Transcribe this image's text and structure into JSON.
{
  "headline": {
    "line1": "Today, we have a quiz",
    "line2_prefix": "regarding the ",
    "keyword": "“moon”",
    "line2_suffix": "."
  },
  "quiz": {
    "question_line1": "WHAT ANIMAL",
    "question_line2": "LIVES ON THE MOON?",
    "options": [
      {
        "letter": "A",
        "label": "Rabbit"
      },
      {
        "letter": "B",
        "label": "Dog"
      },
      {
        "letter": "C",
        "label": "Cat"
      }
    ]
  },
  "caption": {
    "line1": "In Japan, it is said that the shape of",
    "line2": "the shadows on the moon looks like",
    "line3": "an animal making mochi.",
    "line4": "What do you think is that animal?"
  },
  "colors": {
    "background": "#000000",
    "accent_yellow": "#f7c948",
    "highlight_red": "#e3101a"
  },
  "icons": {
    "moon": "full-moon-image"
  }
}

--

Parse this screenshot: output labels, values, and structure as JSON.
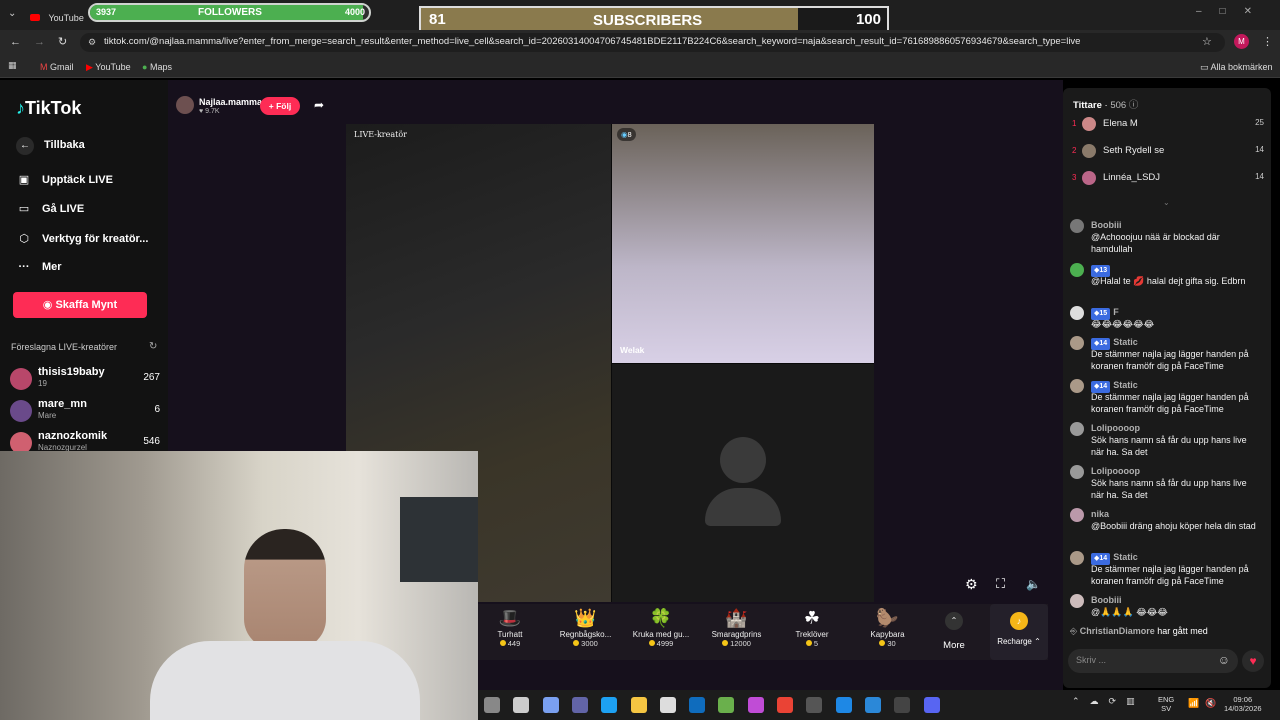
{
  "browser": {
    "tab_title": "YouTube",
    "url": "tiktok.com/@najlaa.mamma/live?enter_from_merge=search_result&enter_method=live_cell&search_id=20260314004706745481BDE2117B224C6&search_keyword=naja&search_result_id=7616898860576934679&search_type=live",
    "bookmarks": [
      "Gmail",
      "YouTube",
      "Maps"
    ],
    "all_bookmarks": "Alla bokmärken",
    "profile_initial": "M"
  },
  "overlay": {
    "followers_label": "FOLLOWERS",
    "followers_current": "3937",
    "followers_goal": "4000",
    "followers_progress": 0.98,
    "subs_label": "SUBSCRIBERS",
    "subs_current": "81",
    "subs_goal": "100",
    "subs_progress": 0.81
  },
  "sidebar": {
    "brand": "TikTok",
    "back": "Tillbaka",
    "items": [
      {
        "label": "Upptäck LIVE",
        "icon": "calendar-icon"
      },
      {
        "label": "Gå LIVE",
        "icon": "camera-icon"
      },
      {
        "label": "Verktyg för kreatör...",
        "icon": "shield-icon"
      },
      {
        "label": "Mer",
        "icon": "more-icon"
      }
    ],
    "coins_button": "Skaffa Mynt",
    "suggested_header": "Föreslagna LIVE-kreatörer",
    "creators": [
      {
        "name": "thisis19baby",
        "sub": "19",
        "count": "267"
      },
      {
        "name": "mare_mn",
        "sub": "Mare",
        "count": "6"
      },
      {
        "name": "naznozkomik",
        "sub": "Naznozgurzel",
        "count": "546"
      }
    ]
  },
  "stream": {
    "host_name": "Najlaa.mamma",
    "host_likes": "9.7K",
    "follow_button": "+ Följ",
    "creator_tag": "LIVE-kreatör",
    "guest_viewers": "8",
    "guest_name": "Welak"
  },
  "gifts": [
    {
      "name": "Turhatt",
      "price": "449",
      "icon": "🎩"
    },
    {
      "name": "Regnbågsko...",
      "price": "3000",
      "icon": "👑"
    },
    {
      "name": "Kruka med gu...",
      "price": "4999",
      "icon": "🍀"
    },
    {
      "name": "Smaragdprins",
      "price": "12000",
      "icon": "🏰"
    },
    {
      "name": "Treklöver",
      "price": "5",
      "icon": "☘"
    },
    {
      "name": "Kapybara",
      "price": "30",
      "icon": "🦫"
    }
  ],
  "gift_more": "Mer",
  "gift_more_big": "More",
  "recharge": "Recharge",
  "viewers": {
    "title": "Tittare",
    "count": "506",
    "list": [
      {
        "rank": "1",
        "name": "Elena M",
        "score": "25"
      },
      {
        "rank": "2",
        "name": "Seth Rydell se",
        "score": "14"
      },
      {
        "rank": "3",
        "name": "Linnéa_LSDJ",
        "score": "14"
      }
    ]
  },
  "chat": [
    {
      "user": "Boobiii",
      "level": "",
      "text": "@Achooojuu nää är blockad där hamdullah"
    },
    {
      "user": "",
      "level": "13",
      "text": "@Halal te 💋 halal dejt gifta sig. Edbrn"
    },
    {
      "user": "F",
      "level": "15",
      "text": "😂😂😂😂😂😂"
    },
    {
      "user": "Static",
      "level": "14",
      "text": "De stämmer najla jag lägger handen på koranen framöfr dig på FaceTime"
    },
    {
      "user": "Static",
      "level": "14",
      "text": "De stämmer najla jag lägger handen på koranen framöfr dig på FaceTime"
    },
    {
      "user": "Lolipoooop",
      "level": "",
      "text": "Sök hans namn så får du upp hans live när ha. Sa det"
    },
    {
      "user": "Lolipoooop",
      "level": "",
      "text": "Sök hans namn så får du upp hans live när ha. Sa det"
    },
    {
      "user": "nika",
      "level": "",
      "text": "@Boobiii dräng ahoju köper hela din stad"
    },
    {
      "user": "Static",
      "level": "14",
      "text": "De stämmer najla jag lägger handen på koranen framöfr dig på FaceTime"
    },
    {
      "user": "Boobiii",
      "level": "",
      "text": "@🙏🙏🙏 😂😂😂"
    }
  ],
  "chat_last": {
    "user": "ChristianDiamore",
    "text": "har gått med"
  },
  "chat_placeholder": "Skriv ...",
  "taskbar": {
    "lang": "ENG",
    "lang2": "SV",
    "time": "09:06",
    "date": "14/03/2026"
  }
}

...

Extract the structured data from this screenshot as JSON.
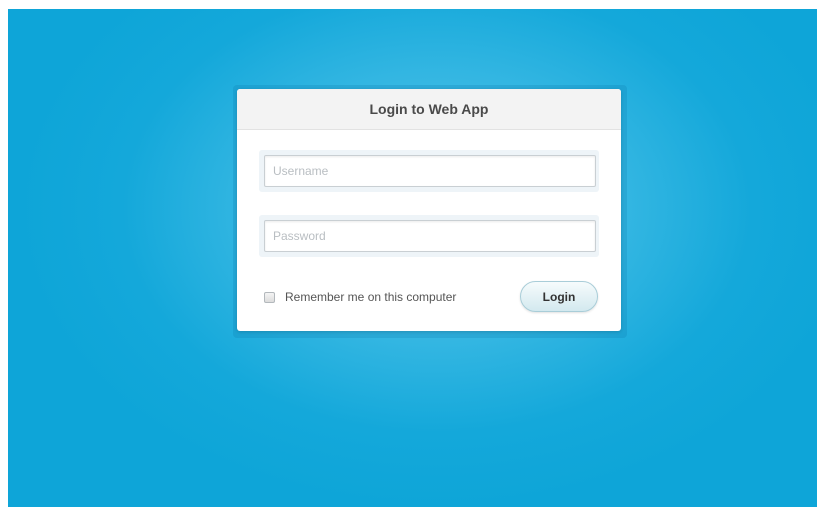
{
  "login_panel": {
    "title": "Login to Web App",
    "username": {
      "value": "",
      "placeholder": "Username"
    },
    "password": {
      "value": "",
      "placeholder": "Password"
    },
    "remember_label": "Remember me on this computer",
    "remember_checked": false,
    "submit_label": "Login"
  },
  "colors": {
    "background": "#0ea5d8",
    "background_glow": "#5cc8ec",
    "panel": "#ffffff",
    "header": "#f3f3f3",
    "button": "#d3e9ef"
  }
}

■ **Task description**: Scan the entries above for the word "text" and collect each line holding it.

■ **Expected answer**:
Transcribe this image's text and structure into JSON.
      "text": "@Achooojuu nää är blockad där hamdullah"
      "text": "@Halal te 💋 halal dejt gifta sig. Edbrn"
      "text": "😂😂😂😂😂😂"
      "text": "De stämmer najla jag lägger handen på koranen framöfr dig på FaceTime"
      "text": "De stämmer najla jag lägger handen på koranen framöfr dig på FaceTime"
      "text": "Sök hans namn så får du upp hans live när ha. Sa det"
      "text": "Sök hans namn så får du upp hans live när ha. Sa det"
      "text": "@Boobiii dräng ahoju köper hela din stad"
      "text": "De stämmer najla jag lägger handen på koranen framöfr dig på FaceTime"
      "text": "@🙏🙏🙏 😂😂😂"
    "text": "har gått med"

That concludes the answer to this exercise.